On May 27th, the North Sound Food Hub opened for business to serve farms in Skagit, Whatcom, Island and San Juan Counties as well as commercial and institutional customers throughout the Puget Sound region.
A USDA Value Added Producer Grant is funding NABC to provide technical assistance to several farmer-owned food hubs, including the North Sound Food Hub at Bow Hill. Meanwhile, contributions from philanthropic foundations and a community fundraising campaign are providing the capital necessary to offer food hub services for free in 2013, eliminating risk for farmers.
NABC is helping farmers to manage three online markets (Farm to Table, 21 Acres, and North Sound) powered by Local Orbit, an online food hub sales and management platform. As of July 3rd, 104 customers have signed up to receive fresh sheets. Participating North Sound Food Hub farmers can choose to sell to local customers for pick-up in Bow, or choose to cross sell to institutions in Seattle through the Farm to Table Store or to Seattle restaurants through the 21 Acres store.
The 21 Acres Food Hub is assisting North Sound Food Hub farmers this year by back-hauling their pre-sold aggregated orders from the cold storage facility at Bow Hill to their own loading dock in Woodinville. There, the produce, meats, dairy etc., are combined with orders from Snohomish and King county farms and delivered to Seattle area customers. Coordination between these two food hub facilities allows farmers in the Skagit Valley to sell their product into the Seattle market without having to spend a day off the farm delivering to customers. Customers can order case-plus quantities of food from multiple farms stretching from Whatcom to King counties, pay a single invoice and receive their full order delivered on one truck. Customers pay by credit card or purchase order if approved. Local Orbit disburses payments to each farm once the products are delivered and paid for.
Bow Hill Blueberries, owner of the North Sound Food Hub, just received their food processors license by the WSDA. They will first be processing their own blueberries into jams, pickles and frozen and dried berries. Owners Susan and Harley Soltes are open to to eventually renting the processing facilities to others who want to process their own foods or who want to collaborate on processed blueberry products.
Next up for the North Sound Food Hub will be to install a walk-in freezer and to explore the cost of providing delivery services next year.
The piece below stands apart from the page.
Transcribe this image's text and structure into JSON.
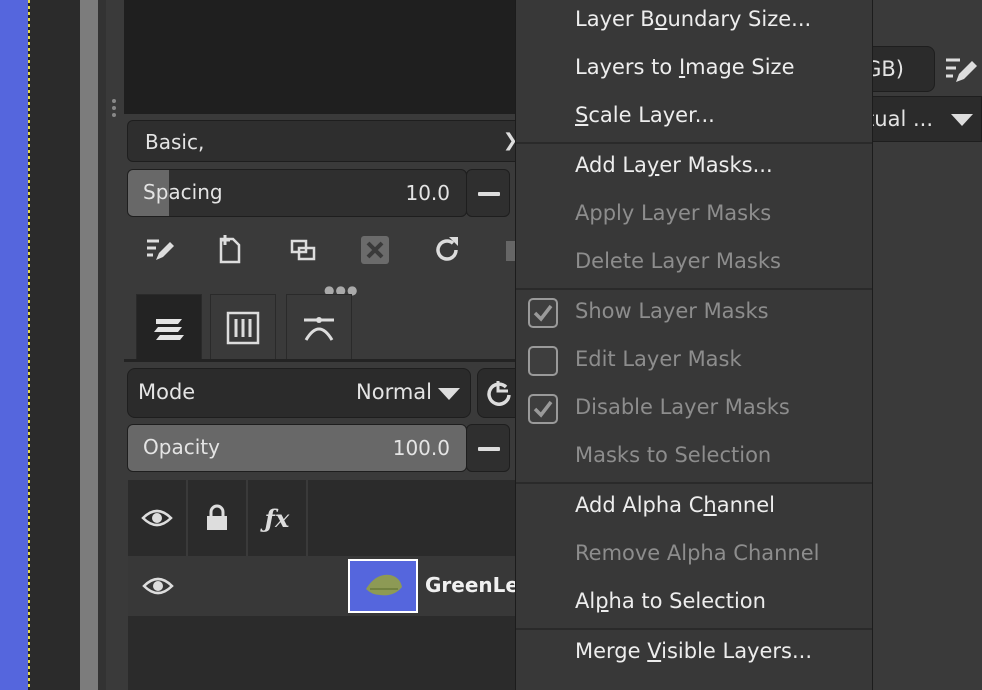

The Skagit Valley Herald ran a feature story about the North Sound Food Hub on June 16th. You can learn more about the North Sound Food Hub, as well as NABC’s role in regional food hub development at our website and blog.